The 12th century structure is one of the country's largest castles where guided tours and audiovisual shows are regularly conducted.
Ireland is also the home to featured jewelry designer Rachel McKnight.
The use of plastic in jewelry making from polypropylene to acrylic resin has been a fixture for many years. The material renders pieces as beautiful and colorful as traditional materials.
Bakelite, the most well known variation, peaked in popularity during the Great Depression. It was an affordable, beautiful, and durable option for women challenged by the times.
Many jewelry designers of today, including Sue Gregor (England), Alexis Bittar (U.S.A.), and Yoko Izawa (Japan) continue this tradition in grand fashion. Thirty-year old McKnight adds her collections of stunning hand-dyed acrylic, polypropylene, and Perspex items into this movement of innovative jewelry.
McKnight developed an interest in exploring plastic's wearability while studying at Belfast's University of Ulster. Upon graduating, seven years ago, she started plans for a workshop, and in 2004 established one in her parents' garage.
Working entirely with hand-held instruments, McKnight cuts the plastics into simple yet expressive forms with a focus on layering and sculpting.
A recent participant in Craft Northern Ireland's Making It program, which assists new designers in their business development, McKnight is now utilizing laser cutting for more intricate designs.
The look of the pieces--the lovely pastel colors--evoke springtime; frosted glass; the mixture of sweet, colored fluid in shaved ice; and sumptuous Jolly Rancher hard candy.
Some forms are sculptural with rolling waves flowing like fabric. There are forms reminiscent of pinwheels, lace, and flowers. They all seem as though they would be soft to the touch responding to warmth of your hand.
The beautiful jewelry pieces, consisting of simple pendant necklaces, bangle bracelets and striking necklaces, are ethereal and delicate, translucent and opaque, as if they would disintegrate into a puff of soft colored powder.

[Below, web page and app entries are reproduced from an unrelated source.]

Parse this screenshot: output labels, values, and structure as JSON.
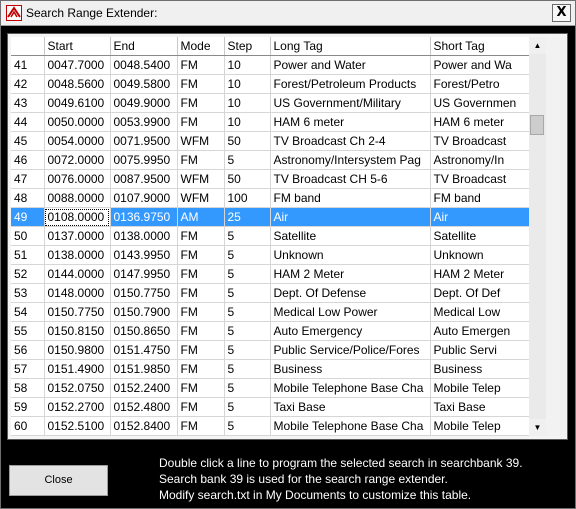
{
  "window": {
    "title": "Search Range Extender:",
    "close_glyph": "X"
  },
  "icons": {
    "app": "app-icon",
    "close": "close-icon",
    "scroll_up": "arrow-up-icon",
    "scroll_down": "arrow-down-icon"
  },
  "scrollbar": {
    "up_glyph": "▲",
    "down_glyph": "▼"
  },
  "table": {
    "columns": [
      "",
      "Start",
      "End",
      "Mode",
      "Step",
      "Long Tag",
      "Short Tag"
    ],
    "selected_row": "49",
    "rows": [
      [
        "41",
        "0047.7000",
        "0048.5400",
        "FM",
        "10",
        "Power and Water",
        "Power and Wa"
      ],
      [
        "42",
        "0048.5600",
        "0049.5800",
        "FM",
        "10",
        "Forest/Petroleum Products",
        "Forest/Petro"
      ],
      [
        "43",
        "0049.6100",
        "0049.9000",
        "FM",
        "10",
        "US Government/Military",
        "US Governmen"
      ],
      [
        "44",
        "0050.0000",
        "0053.9900",
        "FM",
        "10",
        "HAM 6 meter",
        "HAM 6 meter"
      ],
      [
        "45",
        "0054.0000",
        "0071.9500",
        "WFM",
        "50",
        "TV Broadcast Ch 2-4",
        "TV Broadcast"
      ],
      [
        "46",
        "0072.0000",
        "0075.9950",
        "FM",
        "5",
        "Astronomy/Intersystem Pag",
        "Astronomy/In"
      ],
      [
        "47",
        "0076.0000",
        "0087.9500",
        "WFM",
        "50",
        "TV Broadcast CH 5-6",
        "TV Broadcast"
      ],
      [
        "48",
        "0088.0000",
        "0107.9000",
        "WFM",
        "100",
        "FM band",
        "FM band"
      ],
      [
        "49",
        "0108.0000",
        "0136.9750",
        "AM",
        "25",
        "Air",
        "Air"
      ],
      [
        "50",
        "0137.0000",
        "0138.0000",
        "FM",
        "5",
        "Satellite",
        "Satellite"
      ],
      [
        "51",
        "0138.0000",
        "0143.9950",
        "FM",
        "5",
        "Unknown",
        "Unknown"
      ],
      [
        "52",
        "0144.0000",
        "0147.9950",
        "FM",
        "5",
        "HAM 2 Meter",
        "HAM 2 Meter"
      ],
      [
        "53",
        "0148.0000",
        "0150.7750",
        "FM",
        "5",
        "Dept. Of Defense",
        "Dept. Of Def"
      ],
      [
        "54",
        "0150.7750",
        "0150.7900",
        "FM",
        "5",
        "Medical Low Power",
        "Medical Low"
      ],
      [
        "55",
        "0150.8150",
        "0150.8650",
        "FM",
        "5",
        "Auto Emergency",
        "Auto Emergen"
      ],
      [
        "56",
        "0150.9800",
        "0151.4750",
        "FM",
        "5",
        "Public Service/Police/Fores",
        "Public Servi"
      ],
      [
        "57",
        "0151.4900",
        "0151.9850",
        "FM",
        "5",
        "Business",
        "Business"
      ],
      [
        "58",
        "0152.0750",
        "0152.2400",
        "FM",
        "5",
        "Mobile Telephone Base Cha",
        "Mobile Telep"
      ],
      [
        "59",
        "0152.2700",
        "0152.4800",
        "FM",
        "5",
        "Taxi Base",
        "Taxi Base"
      ],
      [
        "60",
        "0152.5100",
        "0152.8400",
        "FM",
        "5",
        "Mobile Telephone Base Cha",
        "Mobile Telep"
      ]
    ]
  },
  "buttons": {
    "close": "Close"
  },
  "info": [
    "Double click a line to program the selected search in searchbank 39.",
    "Search bank 39 is used for the search range extender.",
    "Modify search.txt in My Documents to customize this table."
  ],
  "colors": {
    "selection": "#3399ff",
    "background": "#000000",
    "info_text": "#ffffff"
  }
}
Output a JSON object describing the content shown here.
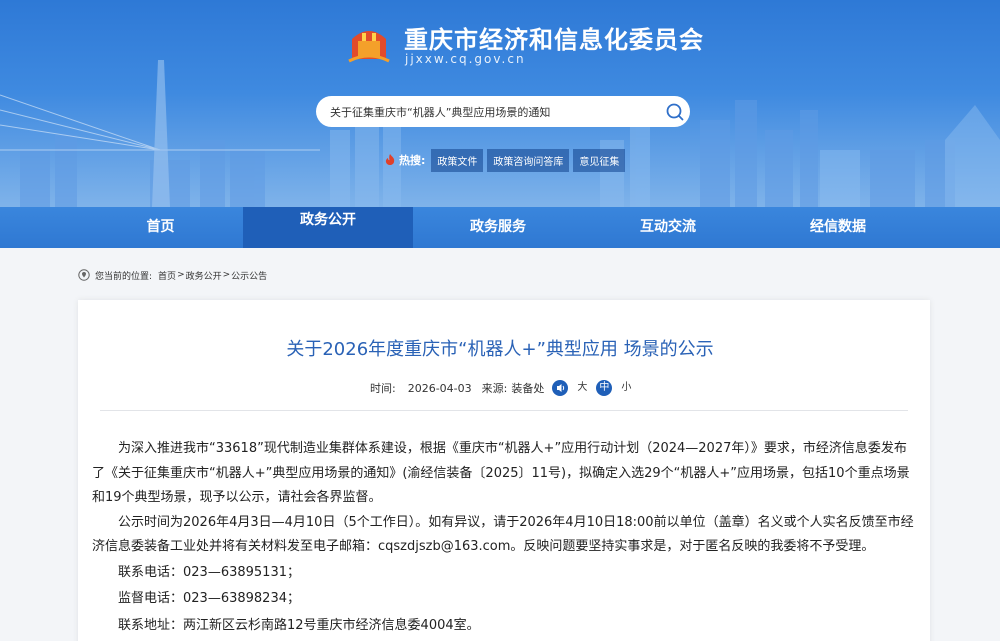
{
  "header": {
    "site_title": "重庆市经济和信息化委员会",
    "site_url": "jjxxw.cq.gov.cn"
  },
  "search": {
    "value": "关于征集重庆市“机器人”典型应用场景的通知",
    "icon": "search-icon"
  },
  "hot_search": {
    "label": "热搜:",
    "tags": [
      "政策文件",
      "政策咨询问答库",
      "意见征集"
    ]
  },
  "nav": {
    "items": [
      "首页",
      "政务公开",
      "政务服务",
      "互动交流",
      "经信数据"
    ],
    "active_index": 1
  },
  "breadcrumb": {
    "prefix": "您当前的位置:",
    "items": [
      "首页",
      "政务公开",
      "公示公告"
    ],
    "separator": ">"
  },
  "article": {
    "title": "关于2026年度重庆市“机器人+”典型应用 场景的公示",
    "time_label": "时间:",
    "date": "2026-04-03",
    "source_label": "来源:",
    "source": "装备处",
    "font_sizes": [
      "大",
      "中",
      "小"
    ],
    "font_size_selected": "中",
    "paragraphs": [
      "为深入推进我市“33618”现代制造业集群体系建设，根据《重庆市“机器人+”应用行动计划（2024—2027年）》要求，市经济信息委发布了《关于征集重庆市“机器人+”典型应用场景的通知》(渝经信装备〔2025〕11号)，拟确定入选29个“机器人+”应用场景，包括10个重点场景和19个典型场景，现予以公示，请社会各界监督。",
      "公示时间为2026年4月3日—4月10日（5个工作日）。如有异议，请于2026年4月10日18:00前以单位（盖章）名义或个人实名反馈至市经济信息委装备工业处并将有关材料发至电子邮箱：cqszdjszb@163.com。反映问题要坚持实事求是，对于匿名反映的我委将不予受理。"
    ],
    "contacts": [
      "联系电话：023—63895131；",
      "监督电话：023—63898234；",
      "联系地址：两江新区云杉南路12号重庆市经济信息委4004室。"
    ]
  },
  "colors": {
    "brand_blue": "#2f78d2",
    "nav_active": "#1f5fb8",
    "title_blue": "#2a62b6",
    "hot_red": "#e0402a"
  }
}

Exhibitions of McKnight's work have been held in Ireland, London, and the U.S.A. In 2005, she received the first place award for non-precious jewelry in Ireland's National Craft Competition.
For more on McKnight's inventive pieces, check out Creative Choices' video interview with the designer at YouTube.com.
Photo 1 (top right): Blue Translucent Rubber Double Leaf Pendant Necklace
Photo 2 (left): Large Pink Polypropylene and Silver Neckpiece